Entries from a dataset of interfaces
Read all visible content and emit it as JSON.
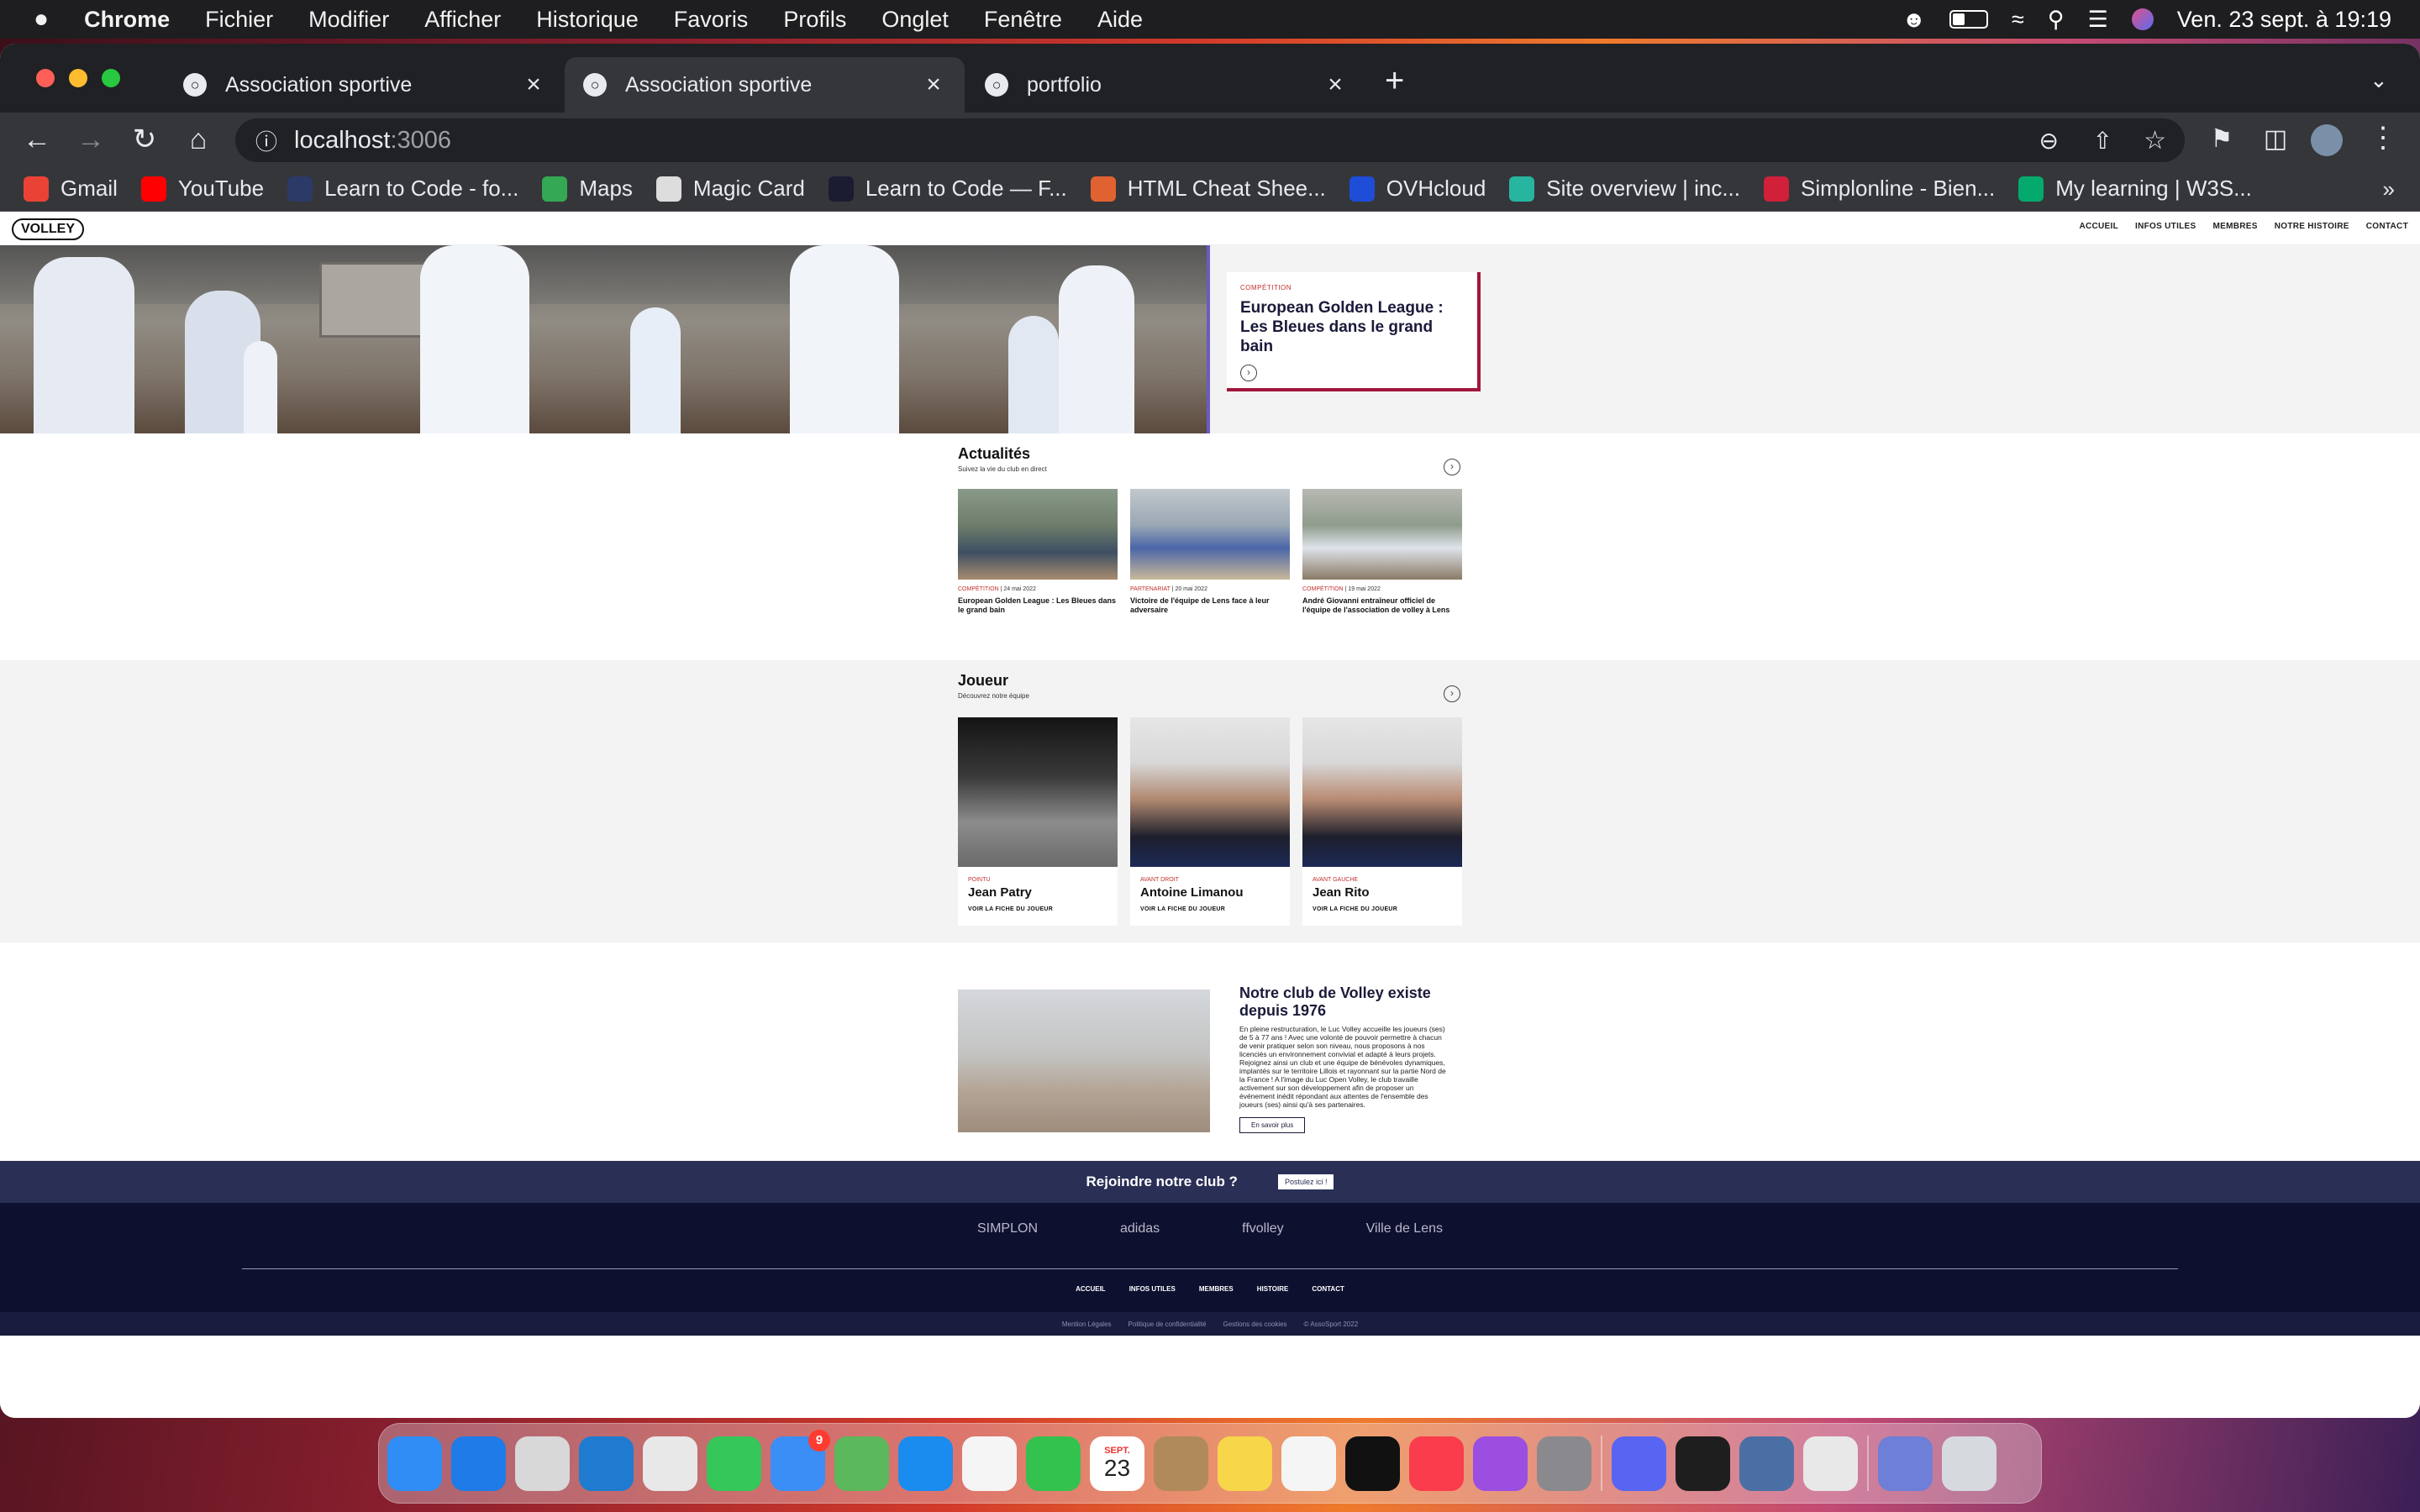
{
  "menubar": {
    "apple": "",
    "app": "Chrome",
    "items": [
      "Fichier",
      "Modifier",
      "Afficher",
      "Historique",
      "Favoris",
      "Profils",
      "Onglet",
      "Fenêtre",
      "Aide"
    ],
    "clock": "Ven. 23 sept. à  19:19"
  },
  "browser": {
    "tabs": [
      {
        "label": "Association sportive",
        "active": false
      },
      {
        "label": "Association sportive",
        "active": true
      },
      {
        "label": "portfolio",
        "active": false
      }
    ],
    "new_tab": "+",
    "url_host": "localhost",
    "url_port": ":3006",
    "bookmarks": [
      {
        "label": "Gmail",
        "color": "#ea4335"
      },
      {
        "label": "YouTube",
        "color": "#ff0000"
      },
      {
        "label": "Learn to Code - fo...",
        "color": "#2b3a67"
      },
      {
        "label": "Maps",
        "color": "#34a853"
      },
      {
        "label": "Magic Card",
        "color": "#dddddd"
      },
      {
        "label": "Learn to Code — F...",
        "color": "#1b1b32"
      },
      {
        "label": "HTML Cheat Shee...",
        "color": "#e06230"
      },
      {
        "label": "OVHcloud",
        "color": "#1e4dd8"
      },
      {
        "label": "Site overview | inc...",
        "color": "#27b5a0"
      },
      {
        "label": "Simplonline - Bien...",
        "color": "#d0203a"
      },
      {
        "label": "My learning | W3S...",
        "color": "#04aa6d"
      }
    ],
    "bookmarks_more": "»"
  },
  "site": {
    "logo": "VOLLEY",
    "nav": [
      "ACCUEIL",
      "INFOS UTILES",
      "MEMBRES",
      "NOTRE HISTOIRE",
      "CONTACT"
    ],
    "hero": {
      "category": "COMPÉTITION",
      "title": "European Golden League : Les Bleues dans le grand bain"
    },
    "news": {
      "title": "Actualités",
      "subtitle": "Suivez la vie du club en direct",
      "items": [
        {
          "category": "COMPÉTITION",
          "date": "24 mai 2022",
          "title": "European Golden League : Les Bleues dans le grand bain"
        },
        {
          "category": "PARTENARIAT",
          "date": "20 mai 2022",
          "title": "Victoire de l'équipe de Lens face à leur adversaire"
        },
        {
          "category": "COMPÉTITION",
          "date": "19 mai 2022",
          "title": "André Giovanni entraîneur officiel de l'équipe de l'association de volley à Lens"
        }
      ]
    },
    "players": {
      "title": "Joueur",
      "subtitle": "Découvrez notre équipe",
      "items": [
        {
          "position": "POINTU",
          "name": "Jean Patry",
          "link": "VOIR LA FICHE DU JOUEUR"
        },
        {
          "position": "AVANT DROIT",
          "name": "Antoine Limanou",
          "link": "VOIR LA FICHE DU JOUEUR"
        },
        {
          "position": "AVANT GAUCHE",
          "name": "Jean Rito",
          "link": "VOIR LA FICHE DU JOUEUR"
        }
      ]
    },
    "club": {
      "title": "Notre club de Volley existe depuis 1976",
      "text": "En pleine restructuration, le Luc Volley accueille les joueurs (ses) de 5 à 77 ans ! Avec une volonté de pouvoir permettre à chacun de venir pratiquer selon son niveau, nous proposons à nos licenciés un environnement convivial et adapté à leurs projets. Rejoignez ainsi un club et une équipe de bénévoles dynamiques, implantés sur le territoire Lillois et rayonnant sur la partie Nord de la France ! A l'image du Luc Open Volley, le club travaille activement sur son développement afin de proposer un événement inédit répondant aux attentes de l'ensemble des joueurs (ses) ainsi qu'à ses partenaires.",
      "button": "En savoir plus"
    },
    "join": {
      "text": "Rejoindre notre club ?",
      "button": "Postulez ici !"
    },
    "sponsors": [
      "SIMPLON",
      "adidas",
      "ffvolley",
      "Ville de Lens"
    ],
    "footer_links": [
      "ACCUEIL",
      "INFOS UTILES",
      "MEMBRES",
      "HISTOIRE",
      "CONTACT"
    ],
    "legal": [
      "Mention Légales",
      "Politique de confidentialité",
      "Gestions des cookies",
      "© AssoSport 2022"
    ]
  },
  "dock": {
    "apps": [
      {
        "name": "finder",
        "color": "#2f8df5"
      },
      {
        "name": "safari",
        "color": "#1e7be8"
      },
      {
        "name": "launchpad",
        "color": "#d8d8d8"
      },
      {
        "name": "vscode",
        "color": "#1f7bd0"
      },
      {
        "name": "chrome",
        "color": "#e8e8e8"
      },
      {
        "name": "messages",
        "color": "#35c759"
      },
      {
        "name": "mail",
        "color": "#3a8ef5",
        "badge": "9"
      },
      {
        "name": "maps",
        "color": "#5cb85c"
      },
      {
        "name": "app-store",
        "color": "#1a8cf0"
      },
      {
        "name": "photos",
        "color": "#f5f5f5"
      },
      {
        "name": "facetime",
        "color": "#33c24d"
      },
      {
        "name": "calendar",
        "color": "#ffffff",
        "label": "23"
      },
      {
        "name": "contacts",
        "color": "#b08a5a"
      },
      {
        "name": "notes",
        "color": "#f7d64a"
      },
      {
        "name": "reminders",
        "color": "#f5f5f5"
      },
      {
        "name": "apple-tv",
        "color": "#111111"
      },
      {
        "name": "music",
        "color": "#fa3c4c"
      },
      {
        "name": "podcasts",
        "color": "#9b4ee0"
      },
      {
        "name": "system-settings",
        "color": "#8a8a8e"
      },
      {
        "name": "discord",
        "color": "#5865f2"
      },
      {
        "name": "figma",
        "color": "#1e1e1e"
      },
      {
        "name": "preview",
        "color": "#4a6fa5"
      },
      {
        "name": "chrome-2",
        "color": "#e8e8e8"
      },
      {
        "name": "downloads",
        "color": "#6e7fd8"
      },
      {
        "name": "trash",
        "color": "#d6d9dd"
      }
    ],
    "calendar_month": "SEPT."
  }
}
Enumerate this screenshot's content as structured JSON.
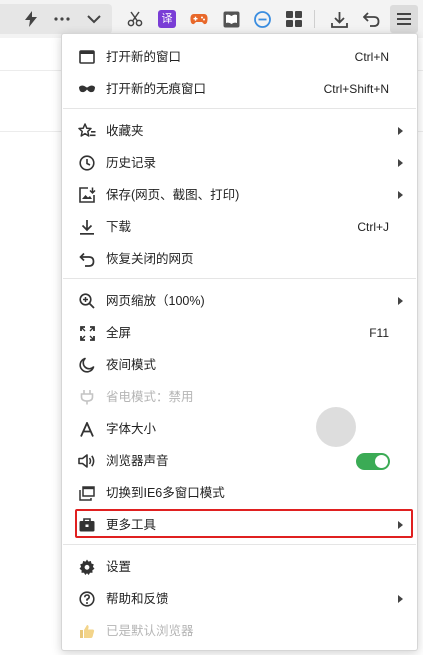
{
  "toolbar": {
    "icons": [
      "lightning-icon",
      "more-dots-icon",
      "chevron-down-icon",
      "scissors-icon",
      "translate-icon",
      "gamepad-icon",
      "reader-icon",
      "minus-circle-icon",
      "apps-grid-icon",
      "download-icon",
      "undo-icon",
      "menu-icon"
    ],
    "translate_badge": "译"
  },
  "menu": {
    "new_window": {
      "label": "打开新的窗口",
      "shortcut": "Ctrl+N"
    },
    "new_incognito": {
      "label": "打开新的无痕窗口",
      "shortcut": "Ctrl+Shift+N"
    },
    "favorites": {
      "label": "收藏夹"
    },
    "history": {
      "label": "历史记录"
    },
    "save": {
      "label": "保存(网页、截图、打印)"
    },
    "download": {
      "label": "下载",
      "shortcut": "Ctrl+J"
    },
    "restore_closed": {
      "label": "恢复关闭的网页"
    },
    "zoom": {
      "label": "网页缩放（100%)"
    },
    "fullscreen": {
      "label": "全屏",
      "shortcut": "F11"
    },
    "night_mode": {
      "label": "夜间模式"
    },
    "power_save": {
      "label": "省电模式：禁用"
    },
    "font_size": {
      "label": "字体大小"
    },
    "browser_sound": {
      "label": "浏览器声音",
      "enabled": true
    },
    "ie6_mode": {
      "label": "切换到IE6多窗口模式"
    },
    "more_tools": {
      "label": "更多工具"
    },
    "settings": {
      "label": "设置"
    },
    "help": {
      "label": "帮助和反馈"
    },
    "default_browser": {
      "label": "已是默认浏览器"
    }
  },
  "colors": {
    "toggle_on": "#3bab55",
    "highlight": "#e02020",
    "translate_badge": "#7a3dd6",
    "gamepad": "#e8682a",
    "minus_circle": "#3a8de0"
  }
}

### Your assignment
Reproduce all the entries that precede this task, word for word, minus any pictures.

### Output for this task
Read all visible content and emit it as JSON.
{
  "menubar": {
    "apple": "",
    "app": "Chrome",
    "items": [
      "Fichier",
      "Modifier",
      "Afficher",
      "Historique",
      "Favoris",
      "Profils",
      "Onglet",
      "Fenêtre",
      "Aide"
    ],
    "clock": "Ven. 23 sept. à  19:19"
  },
  "browser": {
    "tabs": [
      {
        "label": "Association sportive",
        "active": false
      },
      {
        "label": "Association sportive",
        "active": true
      },
      {
        "label": "portfolio",
        "active": false
      }
    ],
    "new_tab": "+",
    "url_host": "localhost",
    "url_port": ":3006",
    "bookmarks": [
      {
        "label": "Gmail",
        "color": "#ea4335"
      },
      {
        "label": "YouTube",
        "color": "#ff0000"
      },
      {
        "label": "Learn to Code - fo...",
        "color": "#2b3a67"
      },
      {
        "label": "Maps",
        "color": "#34a853"
      },
      {
        "label": "Magic Card",
        "color": "#dddddd"
      },
      {
        "label": "Learn to Code — F...",
        "color": "#1b1b32"
      },
      {
        "label": "HTML Cheat Shee...",
        "color": "#e06230"
      },
      {
        "label": "OVHcloud",
        "color": "#1e4dd8"
      },
      {
        "label": "Site overview | inc...",
        "color": "#27b5a0"
      },
      {
        "label": "Simplonline - Bien...",
        "color": "#d0203a"
      },
      {
        "label": "My learning | W3S...",
        "color": "#04aa6d"
      }
    ],
    "bookmarks_more": "»"
  },
  "site": {
    "logo": "VOLLEY",
    "nav": [
      "ACCUEIL",
      "INFOS UTILES",
      "MEMBRES",
      "NOTRE HISTOIRE",
      "CONTACT"
    ],
    "hero": {
      "category": "COMPÉTITION",
      "title": "European Golden League : Les Bleues dans le grand bain"
    },
    "news": {
      "title": "Actualités",
      "subtitle": "Suivez la vie du club en direct",
      "items": [
        {
          "category": "COMPÉTITION",
          "date": "24 mai 2022",
          "title": "European Golden League : Les Bleues dans le grand bain"
        },
        {
          "category": "PARTENARIAT",
          "date": "20 mai 2022",
          "title": "Victoire de l'équipe de Lens face à leur adversaire"
        },
        {
          "category": "COMPÉTITION",
          "date": "19 mai 2022",
          "title": "André Giovanni entraîneur officiel de l'équipe de l'association de volley à Lens"
        }
      ]
    },
    "players": {
      "title": "Joueur",
      "subtitle": "Découvrez notre équipe",
      "items": [
        {
          "position": "POINTU",
          "name": "Jean Patry",
          "link": "VOIR LA FICHE DU JOUEUR"
        },
        {
          "position": "AVANT DROIT",
          "name": "Antoine Limanou",
          "link": "VOIR LA FICHE DU JOUEUR"
        },
        {
          "position": "AVANT GAUCHE",
          "name": "Jean Rito",
          "link": "VOIR LA FICHE DU JOUEUR"
        }
      ]
    },
    "club": {
      "title": "Notre club de Volley existe depuis 1976",
      "text": "En pleine restructuration, le Luc Volley accueille les joueurs (ses) de 5 à 77 ans ! Avec une volonté de pouvoir permettre à chacun de venir pratiquer selon son niveau, nous proposons à nos licenciés un environnement convivial et adapté à leurs projets. Rejoignez ainsi un club et une équipe de bénévoles dynamiques, implantés sur le territoire Lillois et rayonnant sur la partie Nord de la France ! A l'image du Luc Open Volley, le club travaille activement sur son développement afin de proposer un événement inédit répondant aux attentes de l'ensemble des joueurs (ses) ainsi qu'à ses partenaires.",
      "button": "En savoir plus"
    },
    "join": {
      "text": "Rejoindre notre club ?",
      "button": "Postulez ici !"
    },
    "sponsors": [
      "SIMPLON",
      "adidas",
      "ffvolley",
      "Ville de Lens"
    ],
    "footer_links": [
      "ACCUEIL",
      "INFOS UTILES",
      "MEMBRES",
      "HISTOIRE",
      "CONTACT"
    ],
    "legal": [
      "Mention Légales",
      "Politique de confidentialité",
      "Gestions des cookies",
      "© AssoSport 2022"
    ]
  },
  "dock": {
    "apps": [
      {
        "name": "finder",
        "color": "#2f8df5"
      },
      {
        "name": "safari",
        "color": "#1e7be8"
      },
      {
        "name": "launchpad",
        "color": "#d8d8d8"
      },
      {
        "name": "vscode",
        "color": "#1f7bd0"
      },
      {
        "name": "chrome",
        "color": "#e8e8e8"
      },
      {
        "name": "messages",
        "color": "#35c759"
      },
      {
        "name": "mail",
        "color": "#3a8ef5",
        "badge": "9"
      },
      {
        "name": "maps",
        "color": "#5cb85c"
      },
      {
        "name": "app-store",
        "color": "#1a8cf0"
      },
      {
        "name": "photos",
        "color": "#f5f5f5"
      },
      {
        "name": "facetime",
        "color": "#33c24d"
      },
      {
        "name": "calendar",
        "color": "#ffffff",
        "label": "23"
      },
      {
        "name": "contacts",
        "color": "#b08a5a"
      },
      {
        "name": "notes",
        "color": "#f7d64a"
      },
      {
        "name": "reminders",
        "color": "#f5f5f5"
      },
      {
        "name": "apple-tv",
        "color": "#111111"
      },
      {
        "name": "music",
        "color": "#fa3c4c"
      },
      {
        "name": "podcasts",
        "color": "#9b4ee0"
      },
      {
        "name": "system-settings",
        "color": "#8a8a8e"
      },
      {
        "name": "discord",
        "color": "#5865f2"
      },
      {
        "name": "figma",
        "color": "#1e1e1e"
      },
      {
        "name": "preview",
        "color": "#4a6fa5"
      },
      {
        "name": "chrome-2",
        "color": "#e8e8e8"
      },
      {
        "name": "downloads",
        "color": "#6e7fd8"
      },
      {
        "name": "trash",
        "color": "#d6d9dd"
      }
    ],
    "calendar_month": "SEPT."
  }
}
Enumerate this screenshot's content as structured JSON.
{
  "toolbar": {
    "icons": [
      "lightning-icon",
      "more-dots-icon",
      "chevron-down-icon",
      "scissors-icon",
      "translate-icon",
      "gamepad-icon",
      "reader-icon",
      "minus-circle-icon",
      "apps-grid-icon",
      "download-icon",
      "undo-icon",
      "menu-icon"
    ],
    "translate_badge": "译"
  },
  "menu": {
    "new_window": {
      "label": "打开新的窗口",
      "shortcut": "Ctrl+N"
    },
    "new_incognito": {
      "label": "打开新的无痕窗口",
      "shortcut": "Ctrl+Shift+N"
    },
    "favorites": {
      "label": "收藏夹"
    },
    "history": {
      "label": "历史记录"
    },
    "save": {
      "label": "保存(网页、截图、打印)"
    },
    "download": {
      "label": "下载",
      "shortcut": "Ctrl+J"
    },
    "restore_closed": {
      "label": "恢复关闭的网页"
    },
    "zoom": {
      "label": "网页缩放（100%)"
    },
    "fullscreen": {
      "label": "全屏",
      "shortcut": "F11"
    },
    "night_mode": {
      "label": "夜间模式"
    },
    "power_save": {
      "label": "省电模式：禁用"
    },
    "font_size": {
      "label": "字体大小"
    },
    "browser_sound": {
      "label": "浏览器声音",
      "enabled": true
    },
    "ie6_mode": {
      "label": "切换到IE6多窗口模式"
    },
    "more_tools": {
      "label": "更多工具"
    },
    "settings": {
      "label": "设置"
    },
    "help": {
      "label": "帮助和反馈"
    },
    "default_browser": {
      "label": "已是默认浏览器"
    }
  },
  "colors": {
    "toggle_on": "#3bab55",
    "highlight": "#e02020",
    "translate_badge": "#7a3dd6",
    "gamepad": "#e8682a",
    "minus_circle": "#3a8de0"
  }
}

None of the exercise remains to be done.